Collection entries
*** Block opens ***
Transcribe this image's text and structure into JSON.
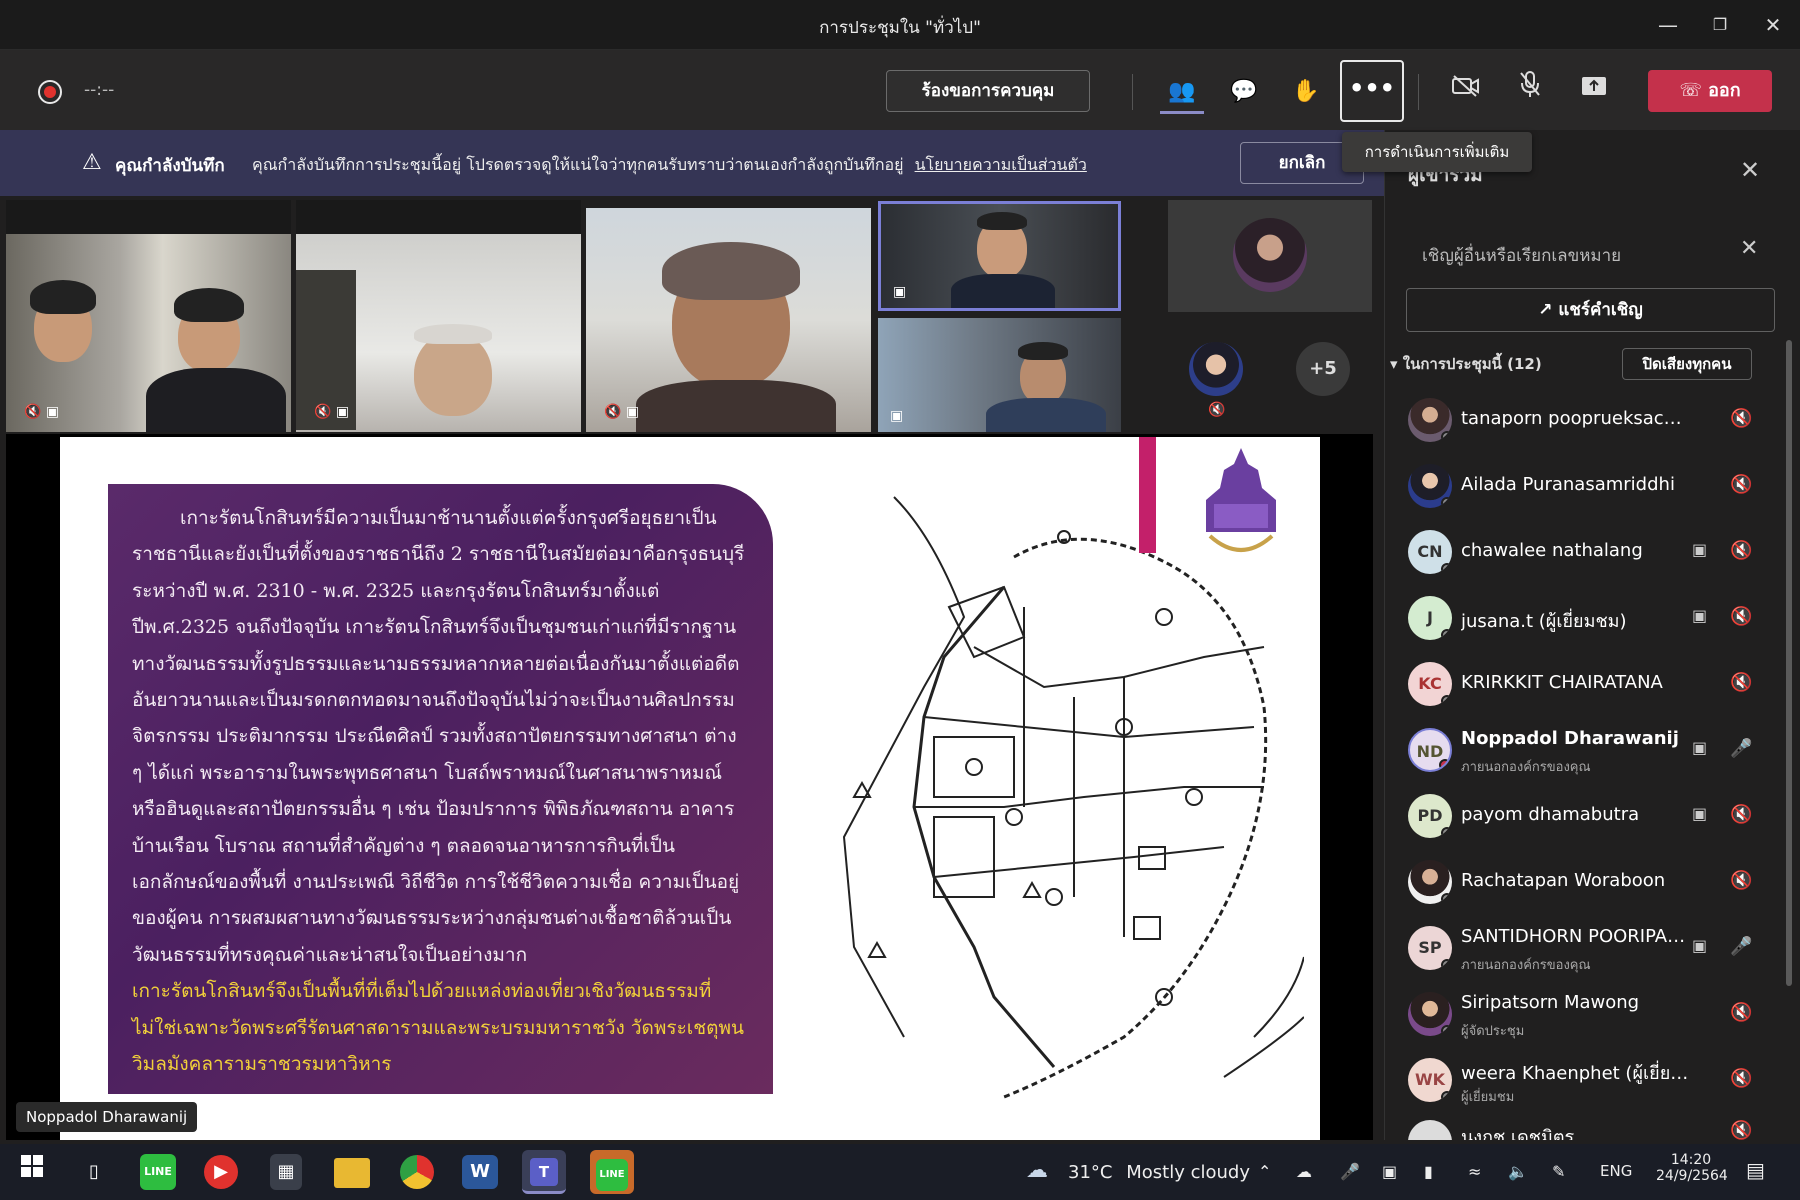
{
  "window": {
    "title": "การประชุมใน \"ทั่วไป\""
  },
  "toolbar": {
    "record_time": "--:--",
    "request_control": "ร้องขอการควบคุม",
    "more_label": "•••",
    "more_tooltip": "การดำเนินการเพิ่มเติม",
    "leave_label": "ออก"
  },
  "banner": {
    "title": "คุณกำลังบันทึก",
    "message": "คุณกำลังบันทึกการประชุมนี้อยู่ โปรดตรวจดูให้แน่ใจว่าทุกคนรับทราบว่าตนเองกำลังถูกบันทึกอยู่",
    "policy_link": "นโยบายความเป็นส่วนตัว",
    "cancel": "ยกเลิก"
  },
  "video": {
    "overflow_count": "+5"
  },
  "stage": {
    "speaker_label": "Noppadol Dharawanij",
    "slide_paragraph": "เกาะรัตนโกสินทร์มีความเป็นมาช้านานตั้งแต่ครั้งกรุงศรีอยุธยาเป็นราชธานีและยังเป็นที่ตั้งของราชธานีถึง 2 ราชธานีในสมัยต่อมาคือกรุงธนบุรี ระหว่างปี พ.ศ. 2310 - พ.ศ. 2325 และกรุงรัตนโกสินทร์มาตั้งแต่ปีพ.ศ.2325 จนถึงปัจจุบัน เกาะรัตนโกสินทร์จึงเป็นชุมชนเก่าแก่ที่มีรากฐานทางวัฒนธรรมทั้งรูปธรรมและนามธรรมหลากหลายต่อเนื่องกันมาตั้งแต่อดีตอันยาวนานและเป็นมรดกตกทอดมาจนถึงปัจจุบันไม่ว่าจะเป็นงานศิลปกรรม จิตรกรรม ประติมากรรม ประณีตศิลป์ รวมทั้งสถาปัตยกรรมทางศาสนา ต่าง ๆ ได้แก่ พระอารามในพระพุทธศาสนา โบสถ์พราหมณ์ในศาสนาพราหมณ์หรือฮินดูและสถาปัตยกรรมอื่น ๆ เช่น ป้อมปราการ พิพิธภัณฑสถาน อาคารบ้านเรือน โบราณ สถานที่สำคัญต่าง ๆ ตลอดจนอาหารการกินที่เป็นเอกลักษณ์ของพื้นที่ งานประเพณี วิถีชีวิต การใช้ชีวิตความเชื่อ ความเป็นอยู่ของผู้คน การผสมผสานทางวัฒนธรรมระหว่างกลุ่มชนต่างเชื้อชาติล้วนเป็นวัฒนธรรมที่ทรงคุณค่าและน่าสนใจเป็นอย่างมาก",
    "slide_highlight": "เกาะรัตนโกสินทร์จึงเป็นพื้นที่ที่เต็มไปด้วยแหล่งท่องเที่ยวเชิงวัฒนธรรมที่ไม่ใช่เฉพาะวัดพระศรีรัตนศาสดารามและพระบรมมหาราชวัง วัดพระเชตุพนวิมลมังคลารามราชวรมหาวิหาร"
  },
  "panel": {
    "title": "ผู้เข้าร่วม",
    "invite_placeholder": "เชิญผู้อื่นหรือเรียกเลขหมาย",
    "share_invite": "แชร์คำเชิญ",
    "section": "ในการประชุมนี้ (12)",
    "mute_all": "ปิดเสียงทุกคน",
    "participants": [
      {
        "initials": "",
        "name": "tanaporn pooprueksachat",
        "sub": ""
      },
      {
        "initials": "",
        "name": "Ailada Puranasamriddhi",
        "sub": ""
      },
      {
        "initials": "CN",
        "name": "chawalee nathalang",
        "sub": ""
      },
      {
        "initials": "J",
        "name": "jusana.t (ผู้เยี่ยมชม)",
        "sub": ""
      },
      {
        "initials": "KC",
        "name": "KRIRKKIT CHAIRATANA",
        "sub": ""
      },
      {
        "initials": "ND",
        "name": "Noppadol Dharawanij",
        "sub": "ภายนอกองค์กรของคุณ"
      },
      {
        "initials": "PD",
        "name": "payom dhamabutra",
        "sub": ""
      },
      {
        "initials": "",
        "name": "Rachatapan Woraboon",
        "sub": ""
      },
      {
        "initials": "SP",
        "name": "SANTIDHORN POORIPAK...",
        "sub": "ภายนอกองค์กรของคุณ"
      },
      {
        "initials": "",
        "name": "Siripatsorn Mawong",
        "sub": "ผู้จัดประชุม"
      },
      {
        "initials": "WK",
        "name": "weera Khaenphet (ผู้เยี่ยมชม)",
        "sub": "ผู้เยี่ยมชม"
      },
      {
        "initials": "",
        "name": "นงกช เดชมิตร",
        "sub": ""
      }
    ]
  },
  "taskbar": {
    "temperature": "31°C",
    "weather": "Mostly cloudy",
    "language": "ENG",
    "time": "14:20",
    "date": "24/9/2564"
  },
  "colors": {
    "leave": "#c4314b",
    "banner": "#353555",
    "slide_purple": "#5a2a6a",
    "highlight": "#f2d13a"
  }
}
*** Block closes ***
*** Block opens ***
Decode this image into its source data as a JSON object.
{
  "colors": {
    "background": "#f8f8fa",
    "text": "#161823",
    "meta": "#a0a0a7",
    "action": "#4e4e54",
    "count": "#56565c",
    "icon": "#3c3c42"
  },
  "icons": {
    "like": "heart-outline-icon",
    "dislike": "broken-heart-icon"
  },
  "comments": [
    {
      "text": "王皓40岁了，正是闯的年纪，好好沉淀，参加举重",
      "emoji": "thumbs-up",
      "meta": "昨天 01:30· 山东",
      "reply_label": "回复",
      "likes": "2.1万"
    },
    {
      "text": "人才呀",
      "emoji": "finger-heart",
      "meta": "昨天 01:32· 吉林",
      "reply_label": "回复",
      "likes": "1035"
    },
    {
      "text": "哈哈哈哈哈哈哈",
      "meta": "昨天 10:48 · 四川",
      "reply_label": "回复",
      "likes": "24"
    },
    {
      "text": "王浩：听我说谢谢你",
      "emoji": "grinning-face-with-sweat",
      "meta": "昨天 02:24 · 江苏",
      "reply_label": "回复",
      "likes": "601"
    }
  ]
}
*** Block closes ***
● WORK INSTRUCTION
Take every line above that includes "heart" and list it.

● COMPLETED EXERCISE
    "like": "heart-outline-icon",
    "dislike": "broken-heart-icon"
      "emoji": "finger-heart",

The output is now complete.